Once established, an Italian poet may earn invitations to literary conferences or to various literary-arts festivals; Pisa, Modena, Pordenone, and Turin host well-regarded ones. Poets and writers also submit to and are considered for literary prizes. It was at an awards ceremony for a prize in Tuscany that Febbraro met Seamus Heaney. Febbraro’s wife, Daniela, speaks English well, and she approached the Nobel Prize winner and then introduced her husband. “It is a bright page in my life,” Febbraro says. The ensuing friendship resulted in several trips to Ireland both to visit Heaney and to see the country. Febbraro also happily welcomed Heaney to Rome in 2013 when the Irish poet stayed at the American Academy in Rome, an institution that frequently hosts American and Anglophone writers and happens to be located near Febbraro’s home. An essay Febbraro wrote about the late Irish laureate was published in January.
Febbraro mentions his time in Ireland when he talks about his writing process. He says that many different things inspire him to write; he credits Daniela as both a muse and a teacher who introduced him to English literature and to psychoanalysis, and he says the Irish countryside has often inspired him.
By contrast, he is less enamored of his hometown. Born and raised in Rome—his mother was a middle school teacher and his father was a general in the branch of the military that, in the Italian system, is in charge of chasing tax evaders—he does not love the city. “The beautiful Rome is that of the ancients until the eighteenth century. Since then it is just buildings, buildings, buildings, a lot of traffic and noise.” He wrote a short story about these sentiments titled “I demolitori” (“The Demolition Men”) about “the violence of living in a place so packed.
“Rome is wonderful for the center, the Roman ruins,” he says. “But all around, it is absolutely not so good of a city.”
I ask him about the conflicts Gabriele Romagnoli was sent to cover, the fighting on the outskirts between immigrants and ethnic Italians, and he nods, saying that he has heard about the trouble.
“Italy is in a deep cultural crisis,” he says. “There are cuts in the financial provisions from the public sector. The problem is a historic problem. We had national unification too late. We had Fascism. We had a civil war. After 1945, we tried to rebuild. The American style—capitalist marketing—came too soon, before a bourgeoisie was formed. We haven’t the English tradition of an industrial middle class. Not too many people read.”

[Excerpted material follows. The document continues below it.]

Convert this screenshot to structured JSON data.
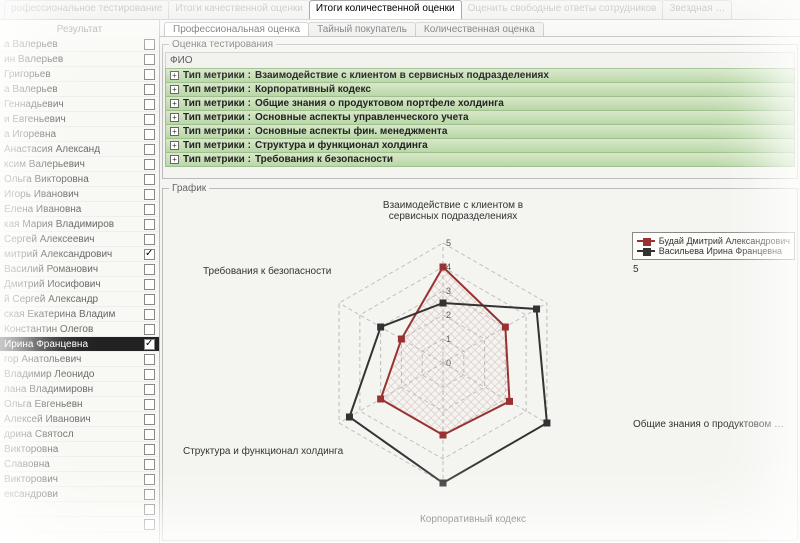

Indeed, Italy’s regional economic problems have only exacerbated an existing crisis for the nation’s book publishers. An April 2014 report by the Italian Publishers Association, a nonprofit group representing 90 percent of the national book market, describes significant declines in both book buying and reading in Italy as well as dramatic changes in purchasing habits as Italians, like Americans, decrease their visits to brick-and-mortar bookstores and shift their attention to the digital sphere.
In short, Italy’s traditional big publishing houses are struggling. While creative small publishers like La Nuova Frontiera, which specializes in translations by Spanish, Portuguese, African, and Latin American authors, and Playground, which is notable for its gay and lesbian literature, continue to carve out niches for themselves, the big players, a group that includes Arnoldo Mondadori Editore; RCS MediaGroup; Gruppo editoriale Mauri Spagnol; Feltrinelli; and Sellerio, all headquartered in Milan, are attempting to adapt to a marketplace that has lost 14 percent of its overall value in the past three years.
Rome’s twin churches, Santa Maria in Montesanto and Santa Maria dei Miracoli.